## [What is expected]
The lines below, all of them, should be returned exactly as they appear.

*** Block opens ***

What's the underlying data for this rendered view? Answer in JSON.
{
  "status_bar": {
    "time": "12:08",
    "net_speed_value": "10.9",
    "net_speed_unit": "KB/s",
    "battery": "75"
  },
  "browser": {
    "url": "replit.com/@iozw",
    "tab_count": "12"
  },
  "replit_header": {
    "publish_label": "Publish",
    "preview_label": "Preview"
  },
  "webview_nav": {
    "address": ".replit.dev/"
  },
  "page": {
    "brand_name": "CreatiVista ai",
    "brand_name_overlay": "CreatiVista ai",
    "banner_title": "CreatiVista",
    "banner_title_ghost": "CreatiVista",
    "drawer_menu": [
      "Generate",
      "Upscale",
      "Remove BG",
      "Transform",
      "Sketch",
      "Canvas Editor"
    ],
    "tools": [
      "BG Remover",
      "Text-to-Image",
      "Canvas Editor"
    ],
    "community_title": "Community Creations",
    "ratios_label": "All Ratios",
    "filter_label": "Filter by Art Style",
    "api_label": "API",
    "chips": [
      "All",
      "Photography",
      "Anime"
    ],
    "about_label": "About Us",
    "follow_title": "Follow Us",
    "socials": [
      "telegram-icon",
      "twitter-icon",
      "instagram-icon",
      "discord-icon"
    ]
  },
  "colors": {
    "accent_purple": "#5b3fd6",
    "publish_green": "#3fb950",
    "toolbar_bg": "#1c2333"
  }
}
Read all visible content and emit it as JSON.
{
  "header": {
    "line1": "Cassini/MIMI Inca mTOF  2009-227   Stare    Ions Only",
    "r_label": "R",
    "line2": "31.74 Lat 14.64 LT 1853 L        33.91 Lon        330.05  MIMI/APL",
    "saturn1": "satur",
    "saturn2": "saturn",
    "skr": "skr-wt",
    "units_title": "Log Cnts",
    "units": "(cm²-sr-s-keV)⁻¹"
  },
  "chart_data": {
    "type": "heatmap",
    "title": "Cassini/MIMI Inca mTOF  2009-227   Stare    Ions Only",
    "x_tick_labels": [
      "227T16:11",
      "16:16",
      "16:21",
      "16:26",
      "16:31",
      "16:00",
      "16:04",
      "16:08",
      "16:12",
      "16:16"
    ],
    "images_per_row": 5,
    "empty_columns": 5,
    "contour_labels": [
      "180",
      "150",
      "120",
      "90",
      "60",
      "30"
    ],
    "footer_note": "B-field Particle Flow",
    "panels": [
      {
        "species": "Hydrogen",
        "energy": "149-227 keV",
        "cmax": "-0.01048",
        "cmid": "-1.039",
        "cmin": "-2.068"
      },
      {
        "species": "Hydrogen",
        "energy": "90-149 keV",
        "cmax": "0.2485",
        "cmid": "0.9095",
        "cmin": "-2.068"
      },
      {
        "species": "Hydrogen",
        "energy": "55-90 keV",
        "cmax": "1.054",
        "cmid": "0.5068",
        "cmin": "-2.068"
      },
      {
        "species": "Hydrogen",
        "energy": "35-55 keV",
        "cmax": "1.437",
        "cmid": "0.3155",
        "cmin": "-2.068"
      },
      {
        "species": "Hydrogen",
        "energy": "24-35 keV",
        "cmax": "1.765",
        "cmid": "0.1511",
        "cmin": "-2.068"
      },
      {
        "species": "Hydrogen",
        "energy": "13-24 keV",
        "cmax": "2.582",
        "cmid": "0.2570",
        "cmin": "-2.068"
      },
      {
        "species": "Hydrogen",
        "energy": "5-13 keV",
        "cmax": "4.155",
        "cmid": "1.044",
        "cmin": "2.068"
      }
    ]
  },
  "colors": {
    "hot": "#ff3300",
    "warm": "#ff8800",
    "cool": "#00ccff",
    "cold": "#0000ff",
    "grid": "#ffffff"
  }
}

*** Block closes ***

## [Solution for this exercise]
What's the underlying data for this rendered view? Answer in JSON.
{
  "status_bar": {
    "time": "12:08",
    "net_speed_value": "10.9",
    "net_speed_unit": "KB/s",
    "battery": "75"
  },
  "browser": {
    "url": "replit.com/@iozw",
    "tab_count": "12"
  },
  "replit_header": {
    "publish_label": "Publish",
    "preview_label": "Preview"
  },
  "webview_nav": {
    "address": ".replit.dev/"
  },
  "page": {
    "brand_name": "CreatiVista ai",
    "brand_name_overlay": "CreatiVista ai",
    "banner_title": "CreatiVista",
    "banner_title_ghost": "CreatiVista",
    "drawer_menu": [
      "Generate",
      "Upscale",
      "Remove BG",
      "Transform",
      "Sketch",
      "Canvas Editor"
    ],
    "tools": [
      "BG Remover",
      "Text-to-Image",
      "Canvas Editor"
    ],
    "community_title": "Community Creations",
    "ratios_label": "All Ratios",
    "filter_label": "Filter by Art Style",
    "api_label": "API",
    "chips": [
      "All",
      "Photography",
      "Anime"
    ],
    "about_label": "About Us",
    "follow_title": "Follow Us",
    "socials": [
      "telegram-icon",
      "twitter-icon",
      "instagram-icon",
      "discord-icon"
    ]
  },
  "colors": {
    "accent_purple": "#5b3fd6",
    "publish_green": "#3fb950",
    "toolbar_bg": "#1c2333"
  }
}
Read all visible content and emit it as JSON.
{
  "header": {
    "line1": "Cassini/MIMI Inca mTOF  2009-227   Stare    Ions Only",
    "r_label": "R",
    "line2": "31.74 Lat 14.64 LT 1853 L        33.91 Lon        330.05  MIMI/APL",
    "saturn1": "satur",
    "saturn2": "saturn",
    "skr": "skr-wt",
    "units_title": "Log Cnts",
    "units": "(cm²-sr-s-keV)⁻¹"
  },
  "chart_data": {
    "type": "heatmap",
    "title": "Cassini/MIMI Inca mTOF  2009-227   Stare    Ions Only",
    "x_tick_labels": [
      "227T16:11",
      "16:16",
      "16:21",
      "16:26",
      "16:31",
      "16:00",
      "16:04",
      "16:08",
      "16:12",
      "16:16"
    ],
    "images_per_row": 5,
    "empty_columns": 5,
    "contour_labels": [
      "180",
      "150",
      "120",
      "90",
      "60",
      "30"
    ],
    "footer_note": "B-field Particle Flow",
    "panels": [
      {
        "species": "Hydrogen",
        "energy": "149-227 keV",
        "cmax": "-0.01048",
        "cmid": "-1.039",
        "cmin": "-2.068"
      },
      {
        "species": "Hydrogen",
        "energy": "90-149 keV",
        "cmax": "0.2485",
        "cmid": "0.9095",
        "cmin": "-2.068"
      },
      {
        "species": "Hydrogen",
        "energy": "55-90 keV",
        "cmax": "1.054",
        "cmid": "0.5068",
        "cmin": "-2.068"
      },
      {
        "species": "Hydrogen",
        "energy": "35-55 keV",
        "cmax": "1.437",
        "cmid": "0.3155",
        "cmin": "-2.068"
      },
      {
        "species": "Hydrogen",
        "energy": "24-35 keV",
        "cmax": "1.765",
        "cmid": "0.1511",
        "cmin": "-2.068"
      },
      {
        "species": "Hydrogen",
        "energy": "13-24 keV",
        "cmax": "2.582",
        "cmid": "0.2570",
        "cmin": "-2.068"
      },
      {
        "species": "Hydrogen",
        "energy": "5-13 keV",
        "cmax": "4.155",
        "cmid": "1.044",
        "cmin": "2.068"
      }
    ]
  },
  "colors": {
    "hot": "#ff3300",
    "warm": "#ff8800",
    "cool": "#00ccff",
    "cold": "#0000ff",
    "grid": "#ffffff"
  }
}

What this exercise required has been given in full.